» **TASK BRIEF**: The lines you return should be those containing the string "WWSSN", taken from the data below.

Dataset excerpts:
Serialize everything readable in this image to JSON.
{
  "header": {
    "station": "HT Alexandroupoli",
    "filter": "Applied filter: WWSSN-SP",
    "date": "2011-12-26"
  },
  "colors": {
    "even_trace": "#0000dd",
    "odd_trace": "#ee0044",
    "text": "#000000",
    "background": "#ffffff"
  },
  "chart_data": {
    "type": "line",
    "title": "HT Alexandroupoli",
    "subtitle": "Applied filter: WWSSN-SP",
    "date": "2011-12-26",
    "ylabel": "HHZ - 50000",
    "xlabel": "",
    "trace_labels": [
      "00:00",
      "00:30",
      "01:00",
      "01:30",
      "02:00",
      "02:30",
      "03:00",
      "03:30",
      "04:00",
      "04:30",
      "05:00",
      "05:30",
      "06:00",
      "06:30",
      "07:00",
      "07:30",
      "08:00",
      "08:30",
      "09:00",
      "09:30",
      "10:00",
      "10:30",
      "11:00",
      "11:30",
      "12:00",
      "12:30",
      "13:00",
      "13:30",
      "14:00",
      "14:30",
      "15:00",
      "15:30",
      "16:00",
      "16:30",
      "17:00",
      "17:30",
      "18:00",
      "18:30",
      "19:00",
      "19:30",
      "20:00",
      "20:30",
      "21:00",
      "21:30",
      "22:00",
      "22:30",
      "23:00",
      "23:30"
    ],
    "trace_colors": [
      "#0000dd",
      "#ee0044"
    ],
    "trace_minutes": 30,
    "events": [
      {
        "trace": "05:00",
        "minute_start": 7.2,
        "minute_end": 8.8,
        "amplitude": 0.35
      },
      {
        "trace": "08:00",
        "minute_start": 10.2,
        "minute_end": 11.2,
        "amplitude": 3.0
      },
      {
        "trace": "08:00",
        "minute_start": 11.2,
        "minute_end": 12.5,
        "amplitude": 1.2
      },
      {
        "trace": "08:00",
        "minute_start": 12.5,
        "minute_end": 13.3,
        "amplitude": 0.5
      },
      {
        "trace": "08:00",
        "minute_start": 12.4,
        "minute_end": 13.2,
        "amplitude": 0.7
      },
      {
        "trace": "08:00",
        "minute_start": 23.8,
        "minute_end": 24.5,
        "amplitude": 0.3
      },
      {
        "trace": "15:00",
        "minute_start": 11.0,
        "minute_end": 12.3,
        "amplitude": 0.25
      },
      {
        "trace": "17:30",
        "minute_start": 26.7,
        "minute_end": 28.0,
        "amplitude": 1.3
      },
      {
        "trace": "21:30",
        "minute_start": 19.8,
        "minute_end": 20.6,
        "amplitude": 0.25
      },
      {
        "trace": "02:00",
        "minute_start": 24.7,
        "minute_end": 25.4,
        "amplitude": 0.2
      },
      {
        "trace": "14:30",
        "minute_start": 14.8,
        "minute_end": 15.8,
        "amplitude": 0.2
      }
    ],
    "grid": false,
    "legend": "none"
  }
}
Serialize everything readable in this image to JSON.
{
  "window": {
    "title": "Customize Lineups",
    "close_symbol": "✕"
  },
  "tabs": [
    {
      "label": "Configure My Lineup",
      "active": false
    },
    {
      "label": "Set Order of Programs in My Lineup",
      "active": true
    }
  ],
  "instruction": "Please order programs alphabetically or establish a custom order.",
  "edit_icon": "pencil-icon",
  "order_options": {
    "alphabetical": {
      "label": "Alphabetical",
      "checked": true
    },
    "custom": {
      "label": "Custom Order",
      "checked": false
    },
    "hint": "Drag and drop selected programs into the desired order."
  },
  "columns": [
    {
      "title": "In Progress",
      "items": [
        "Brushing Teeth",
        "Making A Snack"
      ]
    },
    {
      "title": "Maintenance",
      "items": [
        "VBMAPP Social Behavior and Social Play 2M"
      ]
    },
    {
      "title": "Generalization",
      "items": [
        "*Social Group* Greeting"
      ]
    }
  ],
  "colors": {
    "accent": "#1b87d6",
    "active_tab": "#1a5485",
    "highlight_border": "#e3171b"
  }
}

» **RESULT FOR THIS EXERCISE**:
    "filter": "Applied filter: WWSSN-SP",
    "subtitle": "Applied filter: WWSSN-SP",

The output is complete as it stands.